This page is meant to get possible ideas for answers to the following questions:
The three problems are:
1) What packages should Hoogle search by default? All of hackage? The base libraries? Only the packages a user has installed? Only packages that make it in to the Haskell Platform?
2) What groups of packages should Hoogle have available? Each package individually? All packages which compile on Windows? All packages by a certain author? All packages whose minor version number is even?
3) What UI should Hoogle show? Should there be checkboxes for each os's package? Should their be a checkbox for each compiler/version? Should their be no UI but some documentation?
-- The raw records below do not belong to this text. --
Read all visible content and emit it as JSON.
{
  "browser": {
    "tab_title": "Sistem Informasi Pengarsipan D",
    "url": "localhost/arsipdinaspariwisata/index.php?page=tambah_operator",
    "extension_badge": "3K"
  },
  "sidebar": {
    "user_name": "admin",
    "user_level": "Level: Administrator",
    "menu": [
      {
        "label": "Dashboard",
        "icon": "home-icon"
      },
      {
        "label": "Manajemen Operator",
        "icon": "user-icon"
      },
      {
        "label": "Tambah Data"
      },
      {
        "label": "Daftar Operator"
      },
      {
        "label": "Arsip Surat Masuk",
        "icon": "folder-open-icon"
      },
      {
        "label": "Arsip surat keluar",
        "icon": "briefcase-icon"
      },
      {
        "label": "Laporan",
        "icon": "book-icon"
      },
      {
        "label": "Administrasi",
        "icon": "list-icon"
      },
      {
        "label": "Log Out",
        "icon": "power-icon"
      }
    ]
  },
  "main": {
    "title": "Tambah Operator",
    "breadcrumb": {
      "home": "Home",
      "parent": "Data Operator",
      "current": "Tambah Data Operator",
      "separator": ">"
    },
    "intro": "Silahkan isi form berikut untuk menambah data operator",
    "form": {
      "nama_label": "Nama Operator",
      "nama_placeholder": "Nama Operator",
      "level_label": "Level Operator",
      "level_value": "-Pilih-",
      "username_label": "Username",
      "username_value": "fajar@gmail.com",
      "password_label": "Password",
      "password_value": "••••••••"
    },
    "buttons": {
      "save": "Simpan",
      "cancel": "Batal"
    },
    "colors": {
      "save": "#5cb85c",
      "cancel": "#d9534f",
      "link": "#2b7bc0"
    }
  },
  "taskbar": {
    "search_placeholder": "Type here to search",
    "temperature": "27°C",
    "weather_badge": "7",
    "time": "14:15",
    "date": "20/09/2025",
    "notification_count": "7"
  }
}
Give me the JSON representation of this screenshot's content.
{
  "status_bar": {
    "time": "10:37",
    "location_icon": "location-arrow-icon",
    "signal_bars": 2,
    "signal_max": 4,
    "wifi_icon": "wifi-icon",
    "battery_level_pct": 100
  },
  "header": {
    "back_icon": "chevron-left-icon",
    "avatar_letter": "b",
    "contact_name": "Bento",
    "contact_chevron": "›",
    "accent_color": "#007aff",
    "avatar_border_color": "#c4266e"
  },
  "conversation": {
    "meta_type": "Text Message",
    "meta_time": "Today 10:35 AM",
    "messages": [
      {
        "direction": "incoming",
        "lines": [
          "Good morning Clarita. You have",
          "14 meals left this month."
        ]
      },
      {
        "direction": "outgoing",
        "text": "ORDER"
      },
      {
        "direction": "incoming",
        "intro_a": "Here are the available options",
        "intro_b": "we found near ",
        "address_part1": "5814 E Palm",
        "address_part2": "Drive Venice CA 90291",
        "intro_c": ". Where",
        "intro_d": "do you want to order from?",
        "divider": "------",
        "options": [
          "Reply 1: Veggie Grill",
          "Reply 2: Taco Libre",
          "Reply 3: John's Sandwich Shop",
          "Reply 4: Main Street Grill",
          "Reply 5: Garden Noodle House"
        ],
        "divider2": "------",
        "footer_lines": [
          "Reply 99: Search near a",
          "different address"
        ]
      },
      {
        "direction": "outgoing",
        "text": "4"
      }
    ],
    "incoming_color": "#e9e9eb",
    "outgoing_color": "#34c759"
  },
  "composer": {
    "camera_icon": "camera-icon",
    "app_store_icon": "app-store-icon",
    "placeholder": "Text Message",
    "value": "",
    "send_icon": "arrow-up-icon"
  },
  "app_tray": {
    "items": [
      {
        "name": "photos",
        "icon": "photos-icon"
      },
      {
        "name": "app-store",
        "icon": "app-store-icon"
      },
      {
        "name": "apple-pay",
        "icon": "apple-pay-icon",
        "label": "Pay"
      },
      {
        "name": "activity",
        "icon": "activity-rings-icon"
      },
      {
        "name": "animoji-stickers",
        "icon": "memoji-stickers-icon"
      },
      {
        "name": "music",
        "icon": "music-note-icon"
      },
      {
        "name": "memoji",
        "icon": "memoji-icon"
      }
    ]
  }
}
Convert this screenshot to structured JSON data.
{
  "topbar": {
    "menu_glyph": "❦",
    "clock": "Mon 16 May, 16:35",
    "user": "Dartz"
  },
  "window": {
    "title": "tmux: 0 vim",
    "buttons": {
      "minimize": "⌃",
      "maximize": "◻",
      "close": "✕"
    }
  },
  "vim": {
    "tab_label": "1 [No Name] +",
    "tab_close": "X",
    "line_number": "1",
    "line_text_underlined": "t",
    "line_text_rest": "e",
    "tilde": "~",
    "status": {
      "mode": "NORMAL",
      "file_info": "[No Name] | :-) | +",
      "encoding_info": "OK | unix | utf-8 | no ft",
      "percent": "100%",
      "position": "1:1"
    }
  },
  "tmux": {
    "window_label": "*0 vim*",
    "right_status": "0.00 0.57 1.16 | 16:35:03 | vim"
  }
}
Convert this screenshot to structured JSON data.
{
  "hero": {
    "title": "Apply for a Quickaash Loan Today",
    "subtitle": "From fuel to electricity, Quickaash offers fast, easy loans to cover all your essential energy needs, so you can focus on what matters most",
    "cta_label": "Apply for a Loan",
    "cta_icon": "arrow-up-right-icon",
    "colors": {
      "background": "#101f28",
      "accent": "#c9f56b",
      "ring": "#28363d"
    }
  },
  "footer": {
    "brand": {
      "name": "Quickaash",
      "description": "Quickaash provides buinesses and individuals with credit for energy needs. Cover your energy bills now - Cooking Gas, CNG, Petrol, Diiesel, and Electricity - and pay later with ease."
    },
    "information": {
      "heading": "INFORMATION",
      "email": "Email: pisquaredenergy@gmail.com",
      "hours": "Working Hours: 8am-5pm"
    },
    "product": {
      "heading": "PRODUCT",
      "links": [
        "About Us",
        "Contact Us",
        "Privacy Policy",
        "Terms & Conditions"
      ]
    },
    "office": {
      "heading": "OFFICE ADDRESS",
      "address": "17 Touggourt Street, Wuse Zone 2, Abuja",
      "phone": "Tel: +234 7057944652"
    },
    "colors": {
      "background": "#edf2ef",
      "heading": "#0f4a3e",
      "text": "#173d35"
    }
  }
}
And the trade offs are:
1) The packages have to be divided under sensible and clear lines - I don't want to (and shouldn't) arbitrate divisions like "good" or "popular".
2) The more packages you search, the less relevant the results will be.
3) The fewer packages you search, the more chance that you miss something.
4) The more UI that is added the more confusing things get.
5) My development time for Hoogle derives Bounded, Finite and increasingly also derives Small.
Thoughts and suggestions welcome. Please write all thoughts on this page, don't remove other peoples thoughts, and do try and edit them to form a consensus if possible. Signed comments are preferred, unlike the rest of the Haskell wiki this is intended to be a debate where people own comments, rather than a polished document.
My personal opinions are very much in flux, but my current views are: 1) the base libraries are a minimum, all of hackage is a maximum, I can't decide at all. 2) Lots of groupings seem good, the more the merrier. 3) UI is precious, should be minimal - OS/compiler/version at the most. --Neil Mitchell 20:51, 22 February 2009 (UTC)
As expressed on -cafe, I support a default of all of the Haskell Platform being searched with a +hackage flag for all of hackage. To divide up the platforms I would be happy with +windows, +[li|u]nix, +osx being used to enable display of platform specific results. --Thomas DuBuisson